These four books were a delightful treat and reading them all back to back was so much fun. Feeling Sorry for Celia, The Year of Secret Assignments, The Murder of Bindy Mackenzie, and The Ghosts of Ashbury High make up a quartet of books by Australian author Jaclyn Moriarty that cover four years of school at Ashbury High with some characters from the neighboring Brookfield High playing important roles as well.
Feeling Sorry for Celia
This is an epistolary book consisting of letters from Year 9 student Elizabeth Clarry of Ashbury High to her pen pal at Brookfield High. There is an English teacher who believes this project will teach students the Joy of the Envelope and diminish the distrust and bad feelings between the two schools, one private and one public.
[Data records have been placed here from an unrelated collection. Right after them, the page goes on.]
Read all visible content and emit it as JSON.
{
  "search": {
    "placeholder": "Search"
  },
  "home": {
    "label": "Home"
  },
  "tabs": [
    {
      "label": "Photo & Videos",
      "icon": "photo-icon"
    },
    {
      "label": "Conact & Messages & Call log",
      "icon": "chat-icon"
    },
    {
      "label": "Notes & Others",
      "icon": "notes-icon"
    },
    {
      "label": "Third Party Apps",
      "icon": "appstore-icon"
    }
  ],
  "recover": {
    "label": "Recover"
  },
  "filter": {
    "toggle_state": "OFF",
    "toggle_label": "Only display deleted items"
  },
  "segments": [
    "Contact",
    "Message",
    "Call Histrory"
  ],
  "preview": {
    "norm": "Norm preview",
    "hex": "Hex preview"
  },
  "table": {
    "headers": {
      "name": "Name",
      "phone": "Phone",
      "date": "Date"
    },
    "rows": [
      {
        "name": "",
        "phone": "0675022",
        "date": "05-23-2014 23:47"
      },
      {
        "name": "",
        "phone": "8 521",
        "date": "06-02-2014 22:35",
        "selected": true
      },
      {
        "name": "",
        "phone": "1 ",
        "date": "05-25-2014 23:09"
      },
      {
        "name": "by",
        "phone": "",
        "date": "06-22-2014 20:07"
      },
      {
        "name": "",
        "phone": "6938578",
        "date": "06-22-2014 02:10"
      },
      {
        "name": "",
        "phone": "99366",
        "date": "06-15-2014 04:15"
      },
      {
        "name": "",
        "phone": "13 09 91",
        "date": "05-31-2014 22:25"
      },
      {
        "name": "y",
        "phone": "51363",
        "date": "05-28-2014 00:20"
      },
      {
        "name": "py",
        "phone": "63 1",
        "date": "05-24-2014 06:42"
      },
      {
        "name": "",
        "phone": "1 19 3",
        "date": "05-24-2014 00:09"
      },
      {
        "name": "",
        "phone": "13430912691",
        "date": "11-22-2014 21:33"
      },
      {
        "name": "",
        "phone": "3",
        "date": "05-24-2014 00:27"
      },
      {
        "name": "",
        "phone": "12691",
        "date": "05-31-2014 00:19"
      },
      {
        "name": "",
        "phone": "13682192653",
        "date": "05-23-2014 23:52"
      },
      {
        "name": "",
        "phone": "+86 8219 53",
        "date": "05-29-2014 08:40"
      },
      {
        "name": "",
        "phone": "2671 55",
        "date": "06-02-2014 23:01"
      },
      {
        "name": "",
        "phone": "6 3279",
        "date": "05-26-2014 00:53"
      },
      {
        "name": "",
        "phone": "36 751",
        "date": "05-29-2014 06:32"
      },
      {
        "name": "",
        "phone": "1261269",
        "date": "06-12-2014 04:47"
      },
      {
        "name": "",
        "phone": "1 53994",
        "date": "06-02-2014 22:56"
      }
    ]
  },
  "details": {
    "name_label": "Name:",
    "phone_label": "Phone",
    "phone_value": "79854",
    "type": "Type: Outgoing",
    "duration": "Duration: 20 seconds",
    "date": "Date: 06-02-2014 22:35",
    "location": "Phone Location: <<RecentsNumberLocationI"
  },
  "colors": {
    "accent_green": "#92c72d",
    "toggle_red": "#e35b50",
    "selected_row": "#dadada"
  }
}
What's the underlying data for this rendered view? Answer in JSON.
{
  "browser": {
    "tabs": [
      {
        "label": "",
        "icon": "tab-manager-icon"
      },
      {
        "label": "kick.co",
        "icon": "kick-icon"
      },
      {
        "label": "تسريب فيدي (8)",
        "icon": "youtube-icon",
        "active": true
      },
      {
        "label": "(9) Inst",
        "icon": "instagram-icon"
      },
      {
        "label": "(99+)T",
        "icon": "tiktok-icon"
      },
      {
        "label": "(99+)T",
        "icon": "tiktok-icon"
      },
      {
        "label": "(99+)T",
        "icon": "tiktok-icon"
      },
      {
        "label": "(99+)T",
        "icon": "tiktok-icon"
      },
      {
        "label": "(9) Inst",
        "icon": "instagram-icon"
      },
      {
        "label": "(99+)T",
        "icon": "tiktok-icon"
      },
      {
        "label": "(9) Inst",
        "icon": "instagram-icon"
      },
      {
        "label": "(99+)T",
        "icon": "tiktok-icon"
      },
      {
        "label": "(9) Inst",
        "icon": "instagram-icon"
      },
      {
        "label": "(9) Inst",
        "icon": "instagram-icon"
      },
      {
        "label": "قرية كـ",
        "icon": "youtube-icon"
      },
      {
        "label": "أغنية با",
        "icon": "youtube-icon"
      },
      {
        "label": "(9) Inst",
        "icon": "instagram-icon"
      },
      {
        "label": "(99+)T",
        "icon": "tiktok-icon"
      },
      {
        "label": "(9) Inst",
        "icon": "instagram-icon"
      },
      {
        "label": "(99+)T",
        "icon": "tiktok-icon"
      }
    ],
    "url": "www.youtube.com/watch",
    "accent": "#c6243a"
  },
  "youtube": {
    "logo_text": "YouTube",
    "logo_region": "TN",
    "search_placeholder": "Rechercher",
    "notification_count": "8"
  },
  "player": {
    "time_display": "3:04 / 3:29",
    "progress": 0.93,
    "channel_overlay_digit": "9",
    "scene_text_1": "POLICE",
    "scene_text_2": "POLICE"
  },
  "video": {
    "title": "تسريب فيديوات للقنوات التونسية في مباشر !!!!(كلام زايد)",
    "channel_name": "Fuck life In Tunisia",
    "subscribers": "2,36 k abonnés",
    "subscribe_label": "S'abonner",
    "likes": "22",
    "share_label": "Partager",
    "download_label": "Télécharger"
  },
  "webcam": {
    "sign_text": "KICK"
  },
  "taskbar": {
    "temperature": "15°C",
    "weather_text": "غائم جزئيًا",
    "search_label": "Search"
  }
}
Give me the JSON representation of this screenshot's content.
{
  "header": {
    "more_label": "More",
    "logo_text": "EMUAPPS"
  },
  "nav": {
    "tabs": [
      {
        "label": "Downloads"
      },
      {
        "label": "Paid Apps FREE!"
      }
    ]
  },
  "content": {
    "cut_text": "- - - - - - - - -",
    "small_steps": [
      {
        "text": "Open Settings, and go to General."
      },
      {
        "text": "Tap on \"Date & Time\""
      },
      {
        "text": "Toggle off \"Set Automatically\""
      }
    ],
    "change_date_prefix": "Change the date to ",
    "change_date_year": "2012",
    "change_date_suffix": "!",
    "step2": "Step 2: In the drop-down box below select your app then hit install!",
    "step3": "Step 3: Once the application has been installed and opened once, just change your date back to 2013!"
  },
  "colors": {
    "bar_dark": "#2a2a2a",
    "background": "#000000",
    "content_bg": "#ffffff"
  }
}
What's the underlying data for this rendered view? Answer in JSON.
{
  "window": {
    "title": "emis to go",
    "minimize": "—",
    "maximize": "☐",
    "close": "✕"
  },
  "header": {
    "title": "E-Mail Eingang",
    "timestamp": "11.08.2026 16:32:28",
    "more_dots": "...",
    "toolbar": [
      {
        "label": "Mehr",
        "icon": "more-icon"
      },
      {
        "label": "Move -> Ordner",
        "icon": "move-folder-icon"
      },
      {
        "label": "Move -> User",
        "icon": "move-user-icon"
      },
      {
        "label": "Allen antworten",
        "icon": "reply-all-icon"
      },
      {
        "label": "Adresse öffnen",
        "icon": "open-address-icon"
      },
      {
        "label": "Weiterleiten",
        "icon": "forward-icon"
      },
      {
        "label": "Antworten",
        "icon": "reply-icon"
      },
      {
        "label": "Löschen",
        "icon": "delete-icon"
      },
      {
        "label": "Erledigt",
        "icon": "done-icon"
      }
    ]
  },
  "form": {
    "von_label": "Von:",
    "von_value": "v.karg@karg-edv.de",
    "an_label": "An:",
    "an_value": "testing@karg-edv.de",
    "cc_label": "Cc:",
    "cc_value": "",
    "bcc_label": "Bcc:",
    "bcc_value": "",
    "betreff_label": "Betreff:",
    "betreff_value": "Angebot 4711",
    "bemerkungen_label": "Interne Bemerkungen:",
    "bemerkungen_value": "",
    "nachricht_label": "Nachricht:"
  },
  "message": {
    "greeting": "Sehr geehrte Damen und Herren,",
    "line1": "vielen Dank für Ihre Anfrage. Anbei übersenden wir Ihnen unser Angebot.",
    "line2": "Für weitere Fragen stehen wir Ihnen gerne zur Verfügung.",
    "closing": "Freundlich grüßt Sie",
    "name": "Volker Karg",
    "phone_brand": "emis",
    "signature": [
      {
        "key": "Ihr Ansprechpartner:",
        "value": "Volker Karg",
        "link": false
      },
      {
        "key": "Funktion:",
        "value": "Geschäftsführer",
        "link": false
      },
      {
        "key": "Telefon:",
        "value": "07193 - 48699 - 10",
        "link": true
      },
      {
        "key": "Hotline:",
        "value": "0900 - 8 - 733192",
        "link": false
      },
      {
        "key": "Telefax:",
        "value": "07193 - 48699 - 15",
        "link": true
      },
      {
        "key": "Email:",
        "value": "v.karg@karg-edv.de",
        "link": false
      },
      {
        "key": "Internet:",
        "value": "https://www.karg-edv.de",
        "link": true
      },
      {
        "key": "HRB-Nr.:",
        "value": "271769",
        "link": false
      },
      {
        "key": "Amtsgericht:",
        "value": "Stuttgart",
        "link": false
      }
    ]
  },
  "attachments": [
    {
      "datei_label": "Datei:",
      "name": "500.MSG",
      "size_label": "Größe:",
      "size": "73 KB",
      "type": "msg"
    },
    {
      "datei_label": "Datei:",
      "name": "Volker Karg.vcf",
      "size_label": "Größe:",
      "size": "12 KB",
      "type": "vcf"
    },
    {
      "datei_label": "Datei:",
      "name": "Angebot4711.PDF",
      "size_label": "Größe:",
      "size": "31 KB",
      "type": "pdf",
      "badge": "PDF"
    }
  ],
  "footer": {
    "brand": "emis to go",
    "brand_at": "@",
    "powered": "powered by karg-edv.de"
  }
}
There are also notes Elizabeth exchanges with her mother included to round out the story. Elizabeth is a great character to follow as she is an average girl, but has a distinct enough personality to make her more that a projection of the reader. Her developing relationship with Christina, the student from Brookfield, is interesting. Both girls are struggling with typical but very different teenage problems and the bond that forms between the two of them as the confess to and advise each other is strong. There is guy trouble, friend trouble, family trouble-all of it rendered in amusing and emotive ways.
The Year of Secret Assignments
This one follows a different group of students in the same year as Elizabeth (who is mentioned and makes a cameo). Lydia, Emily and Cassie have been friends since Primary school. Now in Year 10 they are participating in the second year of the famous Ashbury/Brookfield pen pal project. Each girl gets a different boy from Brookfield to correspond with. Lydia is writing to Seb-an artist and soccer fanatic. Emily is writing to Charlie-a car thief looking for advice about girls. Cassie is writing to Matthew-a mean mean boy. The letters flying back and forth cover the whole year and focus on the friendship between the girls and their blossoming romances. There are some deeper issues explored in this book but it still manages to keep the light tone. Some of the hijinks the characters get up to are borderline absurd, but that is part of what makes them fun.
The Murder of Bindy of Mackenzie
This is my favorite one. It was also the most uncomfortable for me to read, and will be for anyone who has tendencies toward introverted over achieving perfectionism. Bindy is certainly an over the top version of the type, but Moriarty pretty much nailed the insecurities and massive fear of failure we of the type carry with us. The format of this book comes from Bindy's journal entries, memos and emails to and from people, and the running transcript she keeps on her laptop of her life. What I loved best about this one is that it is a crime novel. Clues are dropped throughout the story, the plot builds toward the climatic moment when we know who the culprit is, the reveal is done in typical crime novel fashion. The difference here is instead of looking back, using clues discovered post crime, the reader is watching the crime unfold in present tense. It is brilliant how Moriarty played with the narrative and structure of the plot to pull that off.
The Ghosts of Ashbury High
I was almost afraid to pick this one up, especially after liking the previous one so much, thinking it might just really end up being a ghost story. I did read it though because by this point Moriarty had won my trust, and she didn't let me down. This book is told through essays the characters are writing for their High School Certificate. They have to tell of a real life incident from their own life using elements of gothic literature. The result is that none of the narrators are terribly reliable and as the reader you have to sift through all the narratives to figure out what is going on. This book introduces two new characters to the series, Amelia and Riley, but also has viewpoints from previous characters as well. Again, the way the clues and all the narrative threads come together in the end is impressive but I was halfway through the book before any of the characters made an impression on me, even Emily and Lydia who I was quite familiar with from book two.
I highly recommend this series to anyone looking for contemporary fiction that is light but realistic at the same time.